That's because, as of Sunday, the price of a bus fare went up from £1 to £1.20, and a peak-time zones one and two day travel card soared up 70p to £6.
If you were sufficiently aggreived by this above-inflation jacking up then you might be glad to know that at 6:15 tonight the Commuter Voice protest group are staging a "a peaceful gathering of like-minded people who wish to have their thoughts and feelings noted," at Charing Cross Station.
May Day protestors eat your heart out.
In related news, the Guardian ran an article yesterday on London's bus network, which contained some (arguably) interesting facts:
- There are fourteen bus routes which coincide in Enfield's key shopping street, they carry 74,000 passengers every weekday.
- Every weekday in London, 6,500 scheduled buses carry six million people on 700 different routes.
- The government's annual subsidy to buses in London is scheduled to hit £1bn by 2008.
- Buses have an 'image problem'. A new light-rail scheme typically persuades 20% of car commuters to leave their vehicles at home. A new bus route attracts only 5%.

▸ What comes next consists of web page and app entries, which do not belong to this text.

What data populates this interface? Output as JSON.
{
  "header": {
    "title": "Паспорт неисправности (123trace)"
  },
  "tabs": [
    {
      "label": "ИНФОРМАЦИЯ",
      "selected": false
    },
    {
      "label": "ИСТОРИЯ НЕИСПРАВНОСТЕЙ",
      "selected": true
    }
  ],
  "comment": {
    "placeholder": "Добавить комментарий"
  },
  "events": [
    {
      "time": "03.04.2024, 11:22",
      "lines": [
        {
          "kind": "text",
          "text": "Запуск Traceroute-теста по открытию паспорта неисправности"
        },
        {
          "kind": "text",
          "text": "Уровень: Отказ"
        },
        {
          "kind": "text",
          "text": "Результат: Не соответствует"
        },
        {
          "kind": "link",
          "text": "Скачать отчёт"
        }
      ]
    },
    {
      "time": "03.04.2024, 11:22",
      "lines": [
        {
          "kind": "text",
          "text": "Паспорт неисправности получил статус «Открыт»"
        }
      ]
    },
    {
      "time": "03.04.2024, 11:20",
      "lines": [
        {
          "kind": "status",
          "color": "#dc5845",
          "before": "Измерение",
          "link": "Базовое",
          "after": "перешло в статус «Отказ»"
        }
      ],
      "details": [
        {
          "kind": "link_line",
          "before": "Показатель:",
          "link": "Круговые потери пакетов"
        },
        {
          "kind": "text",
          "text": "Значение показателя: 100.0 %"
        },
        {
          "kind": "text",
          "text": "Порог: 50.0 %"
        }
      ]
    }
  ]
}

There's also evidence of the mysterious 'passenger blindness' that seems to afflict some London bus drivers in this quote from graduate Beverley Goodchild: "I'd definitely say they've improved, but some of them don't stop. The drivers see you but just speed straight past."